- [Assigned task] Filtering the records below, copy only those lines that include the word "true".

Start of Material to process

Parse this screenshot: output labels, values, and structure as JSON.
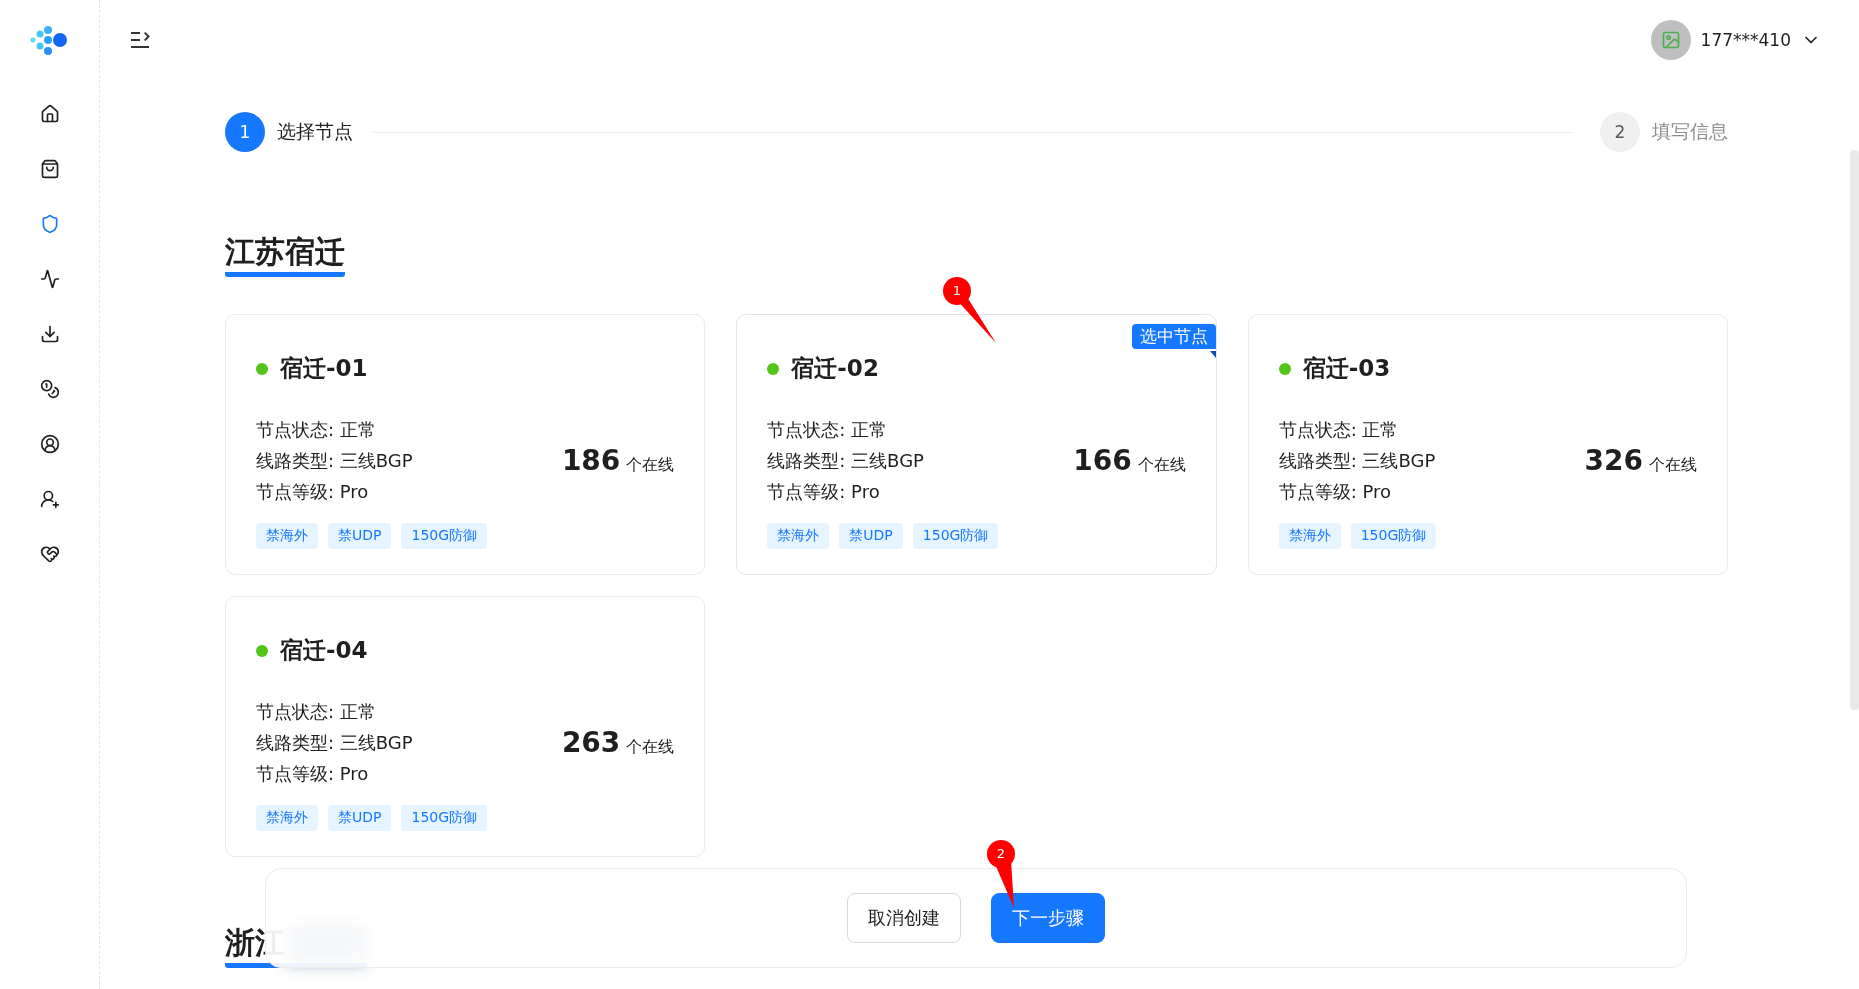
{
  "sidebar": {
    "items": [
      {
        "selected": false
      },
      {
        "selected": false
      },
      {
        "selected": true
      },
      {
        "selected": false
      },
      {
        "selected": false
      },
      {
        "selected": false
      },
      {
        "selected": false
      },
      {
        "selected": false
      },
      {
        "selected": false
      }
    ]
  },
  "header": {
    "user": "177***410"
  },
  "steps": [
    {
      "number": "1",
      "label": "选择节点",
      "selected": true
    },
    {
      "number": "2",
      "label": "填写信息",
      "selected": false
    }
  ],
  "selected_badge": "选中节点",
  "sections": [
    {
      "title": "江苏宿迁",
      "blurred": false,
      "nodes": [
        {
          "name": "宿迁-01",
          "color": "#52c41a",
          "selected": false,
          "info": [
            "节点状态: 正常",
            "线路类型: 三线BGP",
            "节点等级: Pro"
          ],
          "count": "186",
          "count_label": "个在线",
          "tags": [
            "禁海外",
            "禁UDP",
            "150G防御"
          ]
        },
        {
          "name": "宿迁-02",
          "color": "#52c41a",
          "selected": true,
          "info": [
            "节点状态: 正常",
            "线路类型: 三线BGP",
            "节点等级: Pro"
          ],
          "count": "166",
          "count_label": "个在线",
          "tags": [
            "禁海外",
            "禁UDP",
            "150G防御"
          ]
        },
        {
          "name": "宿迁-03",
          "color": "#52c41a",
          "selected": false,
          "info": [
            "节点状态: 正常",
            "线路类型: 三线BGP",
            "节点等级: Pro"
          ],
          "count": "326",
          "count_label": "个在线",
          "tags": [
            "禁海外",
            "150G防御"
          ]
        },
        {
          "name": "宿迁-04",
          "color": "#52c41a",
          "selected": false,
          "info": [
            "节点状态: 正常",
            "线路类型: 三线BGP",
            "节点等级: Pro"
          ],
          "count": "263",
          "count_label": "个在线",
          "tags": [
            "禁海外",
            "禁UDP",
            "150G防御"
          ]
        }
      ]
    },
    {
      "title": "浙江",
      "blurred": true
    }
  ],
  "footer": {
    "buttons": [
      {
        "label": "取消创建",
        "kind": "secondary"
      },
      {
        "label": "下一步骤",
        "kind": "primary"
      }
    ]
  },
  "annotations": [
    {
      "label": "1"
    },
    {
      "label": "2"
    }
  ]
}
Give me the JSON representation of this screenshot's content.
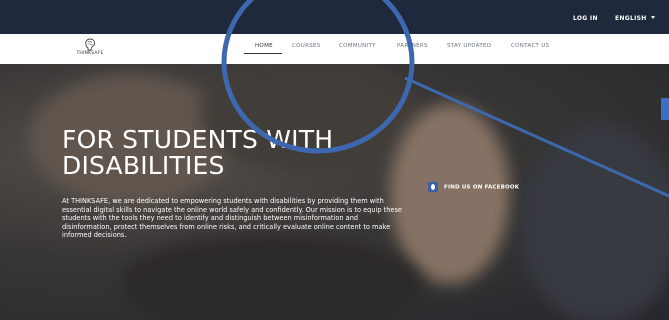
{
  "topbar": {
    "login_label": "LOG IN",
    "language_label": "ENGLISH"
  },
  "logo": {
    "text": "THINKSAFE"
  },
  "nav": {
    "items": [
      {
        "label": "HOME",
        "active": true
      },
      {
        "label": "COURSES"
      },
      {
        "label": "COMMUNITY"
      },
      {
        "label": "PARTNERS"
      },
      {
        "label": "STAY UPDATED"
      },
      {
        "label": "CONTACT US"
      }
    ]
  },
  "hero": {
    "title_line1": "FOR STUDENTS WITH",
    "title_line2": "DISABILITIES",
    "description": "At THINKSAFE, we are dedicated to empowering students with disabilities by providing them with essential digital skills to navigate the online world safely and confidently. Our mission is to equip these students with the tools they need to identify and distinguish between misinformation and disinformation, protect themselves from online risks, and critically evaluate online content to make informed decisions."
  },
  "social": {
    "facebook_label": "FIND US ON FACEBOOK",
    "icon": "facebook-icon"
  },
  "colors": {
    "topbar": "#1e2a3c",
    "navbar": "#ffffff",
    "annotation": "#3d68b0",
    "facebook": "#3b5ea5"
  }
}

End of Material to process

- [Result of the exercise]
        "selected": true
      "selected": true
          "selected": true,
      "blurred": true
        "active": true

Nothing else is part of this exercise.